You’ve undoubtedly heard of the term “attorney-client privilege,” but how confident can you really be about the communications you have with your attorney? Read on to learn more about this important and powerful legal concept.

What Does Attorney-Client Privilege Mean?

Your attorney needs to know everything possible about your case to plan a good defense for you. With that idea in mind, the concept of completely private and protected communications with your attorney came about. The concept is simple: with few exceptions, everything you say, write, send, demonstrate, or otherwise communicate to your attorney or a member of that attorney’s legal team is completely privileged, and the attorney will never be forced to reveal that information. This privilege extends long past your association with them and begins with your first utterance, even if you never actually hire them. Additionally, any past acts are also covered under this privilege.

Important Exceptions to Note

Some important exceptions to the attorney client privilege do exist, where you might assume that your communications with an attorney are private, but may not necessarily be so, such as:

1. Third party presence. It may be a total shock to some, but taking a friend along for emotional support for a meeting with your attorney could invalidate your attorney-client privilege. Along those same lines, if you meet or speak with an attorney in a crowded location, where your conversations could be overheard, you may also be putting your attorney-client privilege at risk. For example, if you meet with your attorney in a restaurant, you may have an issue if the tables or booths allow for others to hear your conversation.

2. Intentions. It’s important that when you speak to the attorney it is for the specific purpose of seeking legal advice. For example, if you just happen to meet an attorney at a softball game and have a friendly conversation with them, that communication would not be covered under attorney-client privilege.

3. Future acts. While past acts are covered, communication about possible future acts is not. Additionally, information about covering up a crime that could take place in the future is also not covered.
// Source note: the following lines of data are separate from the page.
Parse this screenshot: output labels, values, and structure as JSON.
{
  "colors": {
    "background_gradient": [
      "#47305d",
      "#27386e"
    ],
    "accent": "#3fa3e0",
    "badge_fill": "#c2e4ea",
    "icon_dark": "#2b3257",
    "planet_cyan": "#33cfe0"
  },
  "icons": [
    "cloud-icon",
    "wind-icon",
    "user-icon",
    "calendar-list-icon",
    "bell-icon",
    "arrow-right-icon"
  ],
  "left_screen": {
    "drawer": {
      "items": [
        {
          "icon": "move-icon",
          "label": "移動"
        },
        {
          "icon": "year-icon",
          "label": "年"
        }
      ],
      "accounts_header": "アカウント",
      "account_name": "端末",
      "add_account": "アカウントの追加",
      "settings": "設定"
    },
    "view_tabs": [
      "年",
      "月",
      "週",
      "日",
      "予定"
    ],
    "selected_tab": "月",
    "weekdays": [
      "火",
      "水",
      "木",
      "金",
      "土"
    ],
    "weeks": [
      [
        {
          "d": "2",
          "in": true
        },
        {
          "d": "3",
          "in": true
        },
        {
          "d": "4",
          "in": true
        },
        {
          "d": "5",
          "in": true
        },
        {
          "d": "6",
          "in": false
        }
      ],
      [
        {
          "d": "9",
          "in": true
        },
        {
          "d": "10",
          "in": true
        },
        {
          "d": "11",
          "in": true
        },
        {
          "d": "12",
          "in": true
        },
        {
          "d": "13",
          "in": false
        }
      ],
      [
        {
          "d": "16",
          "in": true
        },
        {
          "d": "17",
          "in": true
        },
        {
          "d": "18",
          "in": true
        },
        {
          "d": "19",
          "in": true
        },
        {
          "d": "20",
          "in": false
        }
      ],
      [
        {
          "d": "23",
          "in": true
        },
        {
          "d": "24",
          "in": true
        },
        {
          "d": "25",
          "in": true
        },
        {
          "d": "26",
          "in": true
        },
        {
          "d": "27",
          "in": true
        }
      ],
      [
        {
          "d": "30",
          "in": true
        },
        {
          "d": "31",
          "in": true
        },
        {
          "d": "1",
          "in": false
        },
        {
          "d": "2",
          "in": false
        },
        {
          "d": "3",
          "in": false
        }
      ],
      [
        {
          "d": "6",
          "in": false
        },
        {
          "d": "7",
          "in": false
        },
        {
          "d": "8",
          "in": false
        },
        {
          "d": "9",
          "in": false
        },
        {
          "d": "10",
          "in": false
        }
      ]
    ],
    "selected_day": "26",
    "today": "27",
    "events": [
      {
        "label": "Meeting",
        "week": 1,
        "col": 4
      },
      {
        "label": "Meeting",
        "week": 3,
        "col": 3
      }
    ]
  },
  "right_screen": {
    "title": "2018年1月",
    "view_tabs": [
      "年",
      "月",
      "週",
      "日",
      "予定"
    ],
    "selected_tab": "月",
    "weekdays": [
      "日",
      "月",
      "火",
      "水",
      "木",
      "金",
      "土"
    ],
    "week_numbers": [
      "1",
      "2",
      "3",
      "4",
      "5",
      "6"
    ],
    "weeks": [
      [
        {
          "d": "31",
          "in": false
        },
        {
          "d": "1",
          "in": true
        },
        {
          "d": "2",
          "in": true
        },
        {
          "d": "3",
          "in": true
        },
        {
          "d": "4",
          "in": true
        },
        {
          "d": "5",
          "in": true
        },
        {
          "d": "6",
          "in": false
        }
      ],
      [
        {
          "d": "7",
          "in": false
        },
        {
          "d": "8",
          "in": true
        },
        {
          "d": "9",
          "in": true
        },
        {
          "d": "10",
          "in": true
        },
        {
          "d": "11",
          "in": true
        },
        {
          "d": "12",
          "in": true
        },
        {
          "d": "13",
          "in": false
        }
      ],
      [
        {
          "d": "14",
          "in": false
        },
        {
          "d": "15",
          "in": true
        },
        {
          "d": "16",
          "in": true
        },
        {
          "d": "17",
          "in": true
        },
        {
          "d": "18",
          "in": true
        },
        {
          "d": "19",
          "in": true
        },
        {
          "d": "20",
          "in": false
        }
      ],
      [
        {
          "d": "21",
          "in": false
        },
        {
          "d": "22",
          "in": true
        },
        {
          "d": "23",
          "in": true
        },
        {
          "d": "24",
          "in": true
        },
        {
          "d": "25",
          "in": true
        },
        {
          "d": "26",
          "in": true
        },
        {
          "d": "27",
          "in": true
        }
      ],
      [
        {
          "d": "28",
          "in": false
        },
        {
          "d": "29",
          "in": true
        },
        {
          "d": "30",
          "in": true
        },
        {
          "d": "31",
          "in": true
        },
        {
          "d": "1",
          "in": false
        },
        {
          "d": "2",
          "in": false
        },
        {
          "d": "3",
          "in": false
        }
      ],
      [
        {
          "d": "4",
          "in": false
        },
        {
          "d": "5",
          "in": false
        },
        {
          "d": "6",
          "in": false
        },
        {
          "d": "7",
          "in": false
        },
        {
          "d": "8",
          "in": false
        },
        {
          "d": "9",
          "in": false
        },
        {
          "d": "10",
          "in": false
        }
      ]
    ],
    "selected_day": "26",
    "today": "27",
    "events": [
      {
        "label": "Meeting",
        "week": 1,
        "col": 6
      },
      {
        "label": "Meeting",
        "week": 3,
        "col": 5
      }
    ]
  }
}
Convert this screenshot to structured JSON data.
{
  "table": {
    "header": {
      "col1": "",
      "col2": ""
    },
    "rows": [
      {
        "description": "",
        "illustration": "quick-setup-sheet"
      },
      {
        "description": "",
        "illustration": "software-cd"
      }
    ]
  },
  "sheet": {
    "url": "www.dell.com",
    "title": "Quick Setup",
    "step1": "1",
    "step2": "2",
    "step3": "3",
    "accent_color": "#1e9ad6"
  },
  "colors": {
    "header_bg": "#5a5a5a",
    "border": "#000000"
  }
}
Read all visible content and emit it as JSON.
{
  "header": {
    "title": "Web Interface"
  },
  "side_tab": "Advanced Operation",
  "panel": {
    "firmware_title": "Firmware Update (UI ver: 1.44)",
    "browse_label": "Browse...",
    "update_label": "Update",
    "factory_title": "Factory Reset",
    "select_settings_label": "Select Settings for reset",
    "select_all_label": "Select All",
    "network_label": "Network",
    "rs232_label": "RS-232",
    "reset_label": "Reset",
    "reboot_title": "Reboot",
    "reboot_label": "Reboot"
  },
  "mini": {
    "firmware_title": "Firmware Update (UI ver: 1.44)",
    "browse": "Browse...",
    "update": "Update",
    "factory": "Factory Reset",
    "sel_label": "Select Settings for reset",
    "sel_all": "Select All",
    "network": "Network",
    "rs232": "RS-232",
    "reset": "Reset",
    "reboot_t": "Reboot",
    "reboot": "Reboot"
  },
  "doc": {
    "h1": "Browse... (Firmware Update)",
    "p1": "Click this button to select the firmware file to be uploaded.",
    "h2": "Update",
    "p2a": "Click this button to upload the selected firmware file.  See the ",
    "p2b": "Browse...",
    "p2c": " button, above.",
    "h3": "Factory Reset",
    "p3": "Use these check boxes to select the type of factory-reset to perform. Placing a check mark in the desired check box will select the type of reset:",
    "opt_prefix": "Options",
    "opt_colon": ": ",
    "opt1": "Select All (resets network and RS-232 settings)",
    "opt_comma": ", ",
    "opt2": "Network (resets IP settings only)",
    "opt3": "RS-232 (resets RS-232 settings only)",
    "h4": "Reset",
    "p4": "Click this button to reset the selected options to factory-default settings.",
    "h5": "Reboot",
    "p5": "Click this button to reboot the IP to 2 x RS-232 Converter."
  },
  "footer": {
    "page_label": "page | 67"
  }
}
Not only is the information not considered privileged but the attorney must also report the information to law enforcement or risk violating their duties as officers of the court.

Be sure to double check about privileged communications with your criminal defense attorney  before you speak, just to be on the safe side.